Enhancing partnerships with health care partners, Indian Health clinics, and community partnerships to further demonstrate the network's value in solving local and national problems, and/or increasing business acumen opportunities - examples could include, but are not limited to:
Decreasing social isolation, food insecurity, and developing effective suicide prevention strategies, promoting the bidirectional relationship between diet/nutrition and oral health in older adults, services that complement medical services, decreasing fall risk by increasing meal delivery, and targeting people with specific health condition(s) in an effort to decrease overall health care utilization of that population.
Advancing the use technology within the aging services network - examples could include, but are not limited to:
Investigating sustainable telehealth applicability for the network, developing web-based ordering systems, improving business practices, improving participants health, and establishing feedback procedures in the aging services network.
An innovation must be a product, service, or process that is new (or a significant enhancement) and can be replicated by the aging services network using OAA funding. Applicants should ask themselves the question, "is this truly innovative" when conceptualizing ideas.
 Gundersen, C. & Ziliak, J. (2017). The Health Consequences of Senior Hunger in the United States: Evidence from the 1999-2014 NHANES. Report submitted to Feeding America.
Mabli, J et al (2017): Evaluation of the Effect of the Older Americans Act Title III-C Nutrition Services Program on Participants’ Food Security, Socialization, and Diet Quality
 Okoro CA, Hollis ND, Cyrus AC, Griffin-Blake S. Prevalence of Disabilities and Health Care Access by Disability Status and Type Among Adults — United States, 2016. MMWR Morb Mortal Wkly Rep 2018;67:882–887. DOI: http://dx.doi.org/10.15585/mmwr.mm6732a3
 Mabli, J et al (2018) Evaluation of the Effect of the Older Americans Act Title III-C Nutrition Services Program on Participants’ Health Care Utilization
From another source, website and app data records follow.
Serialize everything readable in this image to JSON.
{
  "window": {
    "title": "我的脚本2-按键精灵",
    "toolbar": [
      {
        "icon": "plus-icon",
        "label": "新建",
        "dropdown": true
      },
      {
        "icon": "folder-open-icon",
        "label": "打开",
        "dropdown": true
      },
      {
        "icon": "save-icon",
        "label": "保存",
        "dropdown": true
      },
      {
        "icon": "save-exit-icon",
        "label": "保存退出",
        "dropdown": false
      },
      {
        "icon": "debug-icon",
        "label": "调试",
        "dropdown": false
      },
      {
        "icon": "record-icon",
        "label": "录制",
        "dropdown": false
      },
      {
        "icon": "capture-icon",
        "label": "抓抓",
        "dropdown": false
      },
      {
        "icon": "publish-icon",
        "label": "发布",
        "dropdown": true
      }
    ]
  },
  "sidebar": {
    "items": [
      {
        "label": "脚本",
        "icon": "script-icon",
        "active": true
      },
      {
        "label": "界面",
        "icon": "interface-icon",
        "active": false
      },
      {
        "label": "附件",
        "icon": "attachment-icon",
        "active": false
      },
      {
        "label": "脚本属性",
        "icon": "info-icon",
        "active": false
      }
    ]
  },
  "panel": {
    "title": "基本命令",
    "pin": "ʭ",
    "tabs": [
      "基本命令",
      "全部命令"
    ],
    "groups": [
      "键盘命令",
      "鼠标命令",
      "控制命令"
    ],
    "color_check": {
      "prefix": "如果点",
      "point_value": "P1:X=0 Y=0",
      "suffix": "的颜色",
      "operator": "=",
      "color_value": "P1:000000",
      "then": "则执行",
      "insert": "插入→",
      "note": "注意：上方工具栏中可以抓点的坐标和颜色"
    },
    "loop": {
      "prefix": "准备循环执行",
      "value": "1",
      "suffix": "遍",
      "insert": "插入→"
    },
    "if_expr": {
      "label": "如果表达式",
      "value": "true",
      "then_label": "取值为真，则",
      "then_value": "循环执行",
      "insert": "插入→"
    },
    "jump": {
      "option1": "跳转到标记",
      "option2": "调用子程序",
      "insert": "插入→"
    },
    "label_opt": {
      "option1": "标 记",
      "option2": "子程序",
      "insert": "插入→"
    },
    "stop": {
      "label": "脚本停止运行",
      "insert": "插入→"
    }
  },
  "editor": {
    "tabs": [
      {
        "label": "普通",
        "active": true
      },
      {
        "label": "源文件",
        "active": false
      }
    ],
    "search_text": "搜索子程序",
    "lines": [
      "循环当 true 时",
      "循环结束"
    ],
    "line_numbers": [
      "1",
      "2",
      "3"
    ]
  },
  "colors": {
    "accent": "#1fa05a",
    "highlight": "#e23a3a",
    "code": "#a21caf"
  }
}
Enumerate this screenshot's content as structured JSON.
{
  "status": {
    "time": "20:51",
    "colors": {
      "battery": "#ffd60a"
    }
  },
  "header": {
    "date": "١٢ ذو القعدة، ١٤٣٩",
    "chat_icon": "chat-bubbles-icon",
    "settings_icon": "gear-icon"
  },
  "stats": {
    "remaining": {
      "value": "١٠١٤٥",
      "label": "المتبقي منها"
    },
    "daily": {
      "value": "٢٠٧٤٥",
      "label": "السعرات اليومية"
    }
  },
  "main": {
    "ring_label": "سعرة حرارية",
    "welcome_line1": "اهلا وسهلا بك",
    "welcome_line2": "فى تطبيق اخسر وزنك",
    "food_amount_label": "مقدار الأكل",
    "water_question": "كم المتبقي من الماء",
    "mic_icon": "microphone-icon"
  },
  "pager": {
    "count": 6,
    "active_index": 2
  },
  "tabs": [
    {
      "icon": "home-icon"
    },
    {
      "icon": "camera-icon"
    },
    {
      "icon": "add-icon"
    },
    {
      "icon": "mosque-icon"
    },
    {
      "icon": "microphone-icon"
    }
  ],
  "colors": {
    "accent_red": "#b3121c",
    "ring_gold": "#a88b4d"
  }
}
Thomas K. and V. Mor. The Relationship Between Older Americans Act Title III State Expenditures And Prevalence Of Low-Care Nursing Home Residents, Health Serv Res. 2013; 48 (3): 1215–26
 Wright, L., Vance L., Sudduth C. & Epps J. (2015). The Impact of a Home-Delivered Meal Program on Nutritional Risk, Dietary Intake, Food Security, Loneliness, and Social Well-Being, Journal of Nutrition in Gerontology and Geriatrics, 34:2, 218-227, DOI: 10.1080/21551197.2015.1022681
 Mabli, J et al (2017):Evaluation of the Effect of the Older Americans Act Title III-C Nutrition Services Program on Participants’ Food Security, Socialization, and Diet Quality
 Malbi, J. et al (2018) Evaluation of the Effect of the Older Americans Act Title III-C Nutrition Services Program on Participants’ Health Care Utilization